» TASK OBJECTIVE
Each line of the data must be given back verbatim, with pictures removed.

» EXERCISE MATERIALS
*****

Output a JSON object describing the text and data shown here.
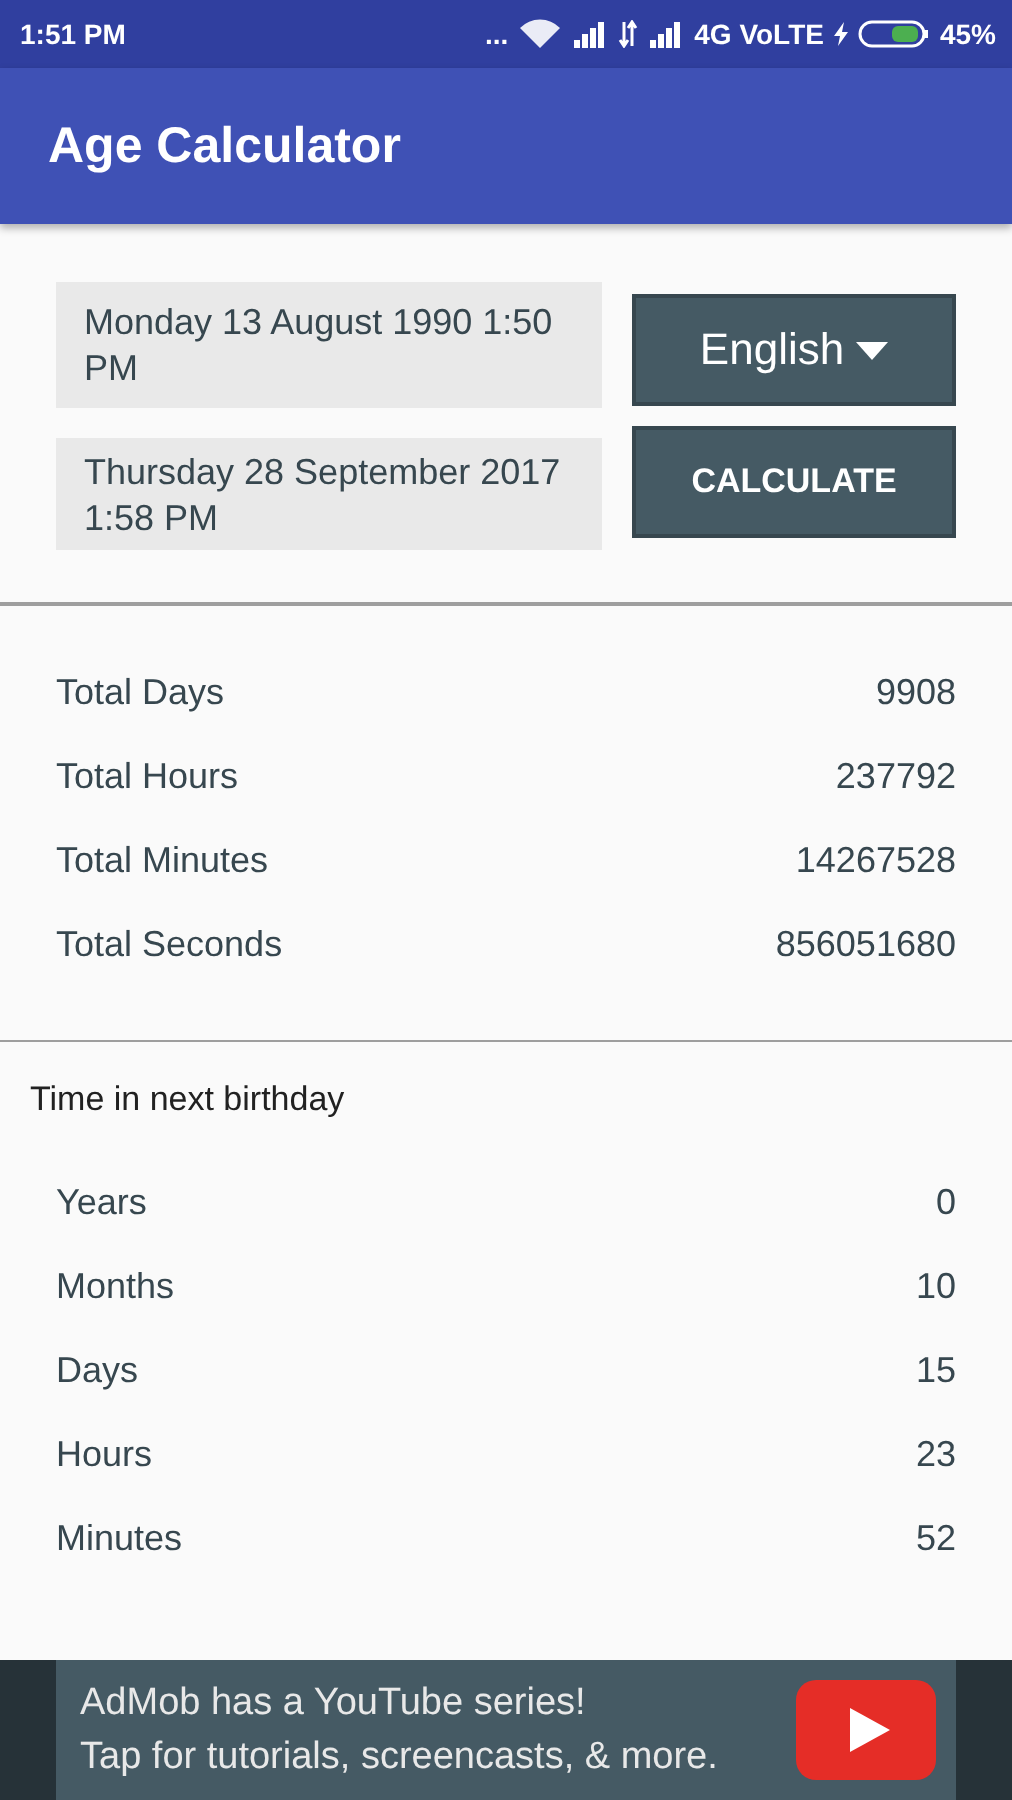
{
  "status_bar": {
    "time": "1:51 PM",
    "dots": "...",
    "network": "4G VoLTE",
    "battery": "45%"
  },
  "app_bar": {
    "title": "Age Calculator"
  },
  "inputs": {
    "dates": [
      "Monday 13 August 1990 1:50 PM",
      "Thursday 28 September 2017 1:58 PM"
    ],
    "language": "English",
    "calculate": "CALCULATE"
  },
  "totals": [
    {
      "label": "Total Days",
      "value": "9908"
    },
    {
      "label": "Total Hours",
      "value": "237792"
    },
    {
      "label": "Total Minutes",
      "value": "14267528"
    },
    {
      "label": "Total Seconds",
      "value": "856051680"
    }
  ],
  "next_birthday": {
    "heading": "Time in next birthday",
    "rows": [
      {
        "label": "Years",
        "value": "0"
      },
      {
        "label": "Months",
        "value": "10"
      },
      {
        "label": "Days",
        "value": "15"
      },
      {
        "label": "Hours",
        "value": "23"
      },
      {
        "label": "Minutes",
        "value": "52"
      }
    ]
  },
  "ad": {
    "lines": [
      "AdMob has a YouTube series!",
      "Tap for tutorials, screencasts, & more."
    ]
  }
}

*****

» TASK OUTPUT
Output a JSON object describing the text and data shown here.
{
  "status_bar": {
    "time": "1:51 PM",
    "dots": "...",
    "network": "4G VoLTE",
    "battery": "45%"
  },
  "app_bar": {
    "title": "Age Calculator"
  },
  "inputs": {
    "dates": [
      "Monday 13 August 1990 1:50 PM",
      "Thursday 28 September 2017 1:58 PM"
    ],
    "language": "English",
    "calculate": "CALCULATE"
  },
  "totals": [
    {
      "label": "Total Days",
      "value": "9908"
    },
    {
      "label": "Total Hours",
      "value": "237792"
    },
    {
      "label": "Total Minutes",
      "value": "14267528"
    },
    {
      "label": "Total Seconds",
      "value": "856051680"
    }
  ],
  "next_birthday": {
    "heading": "Time in next birthday",
    "rows": [
      {
        "label": "Years",
        "value": "0"
      },
      {
        "label": "Months",
        "value": "10"
      },
      {
        "label": "Days",
        "value": "15"
      },
      {
        "label": "Hours",
        "value": "23"
      },
      {
        "label": "Minutes",
        "value": "52"
      }
    ]
  },
  "ad": {
    "lines": [
      "AdMob has a YouTube series!",
      "Tap for tutorials, screencasts, & more."
    ]
  }
}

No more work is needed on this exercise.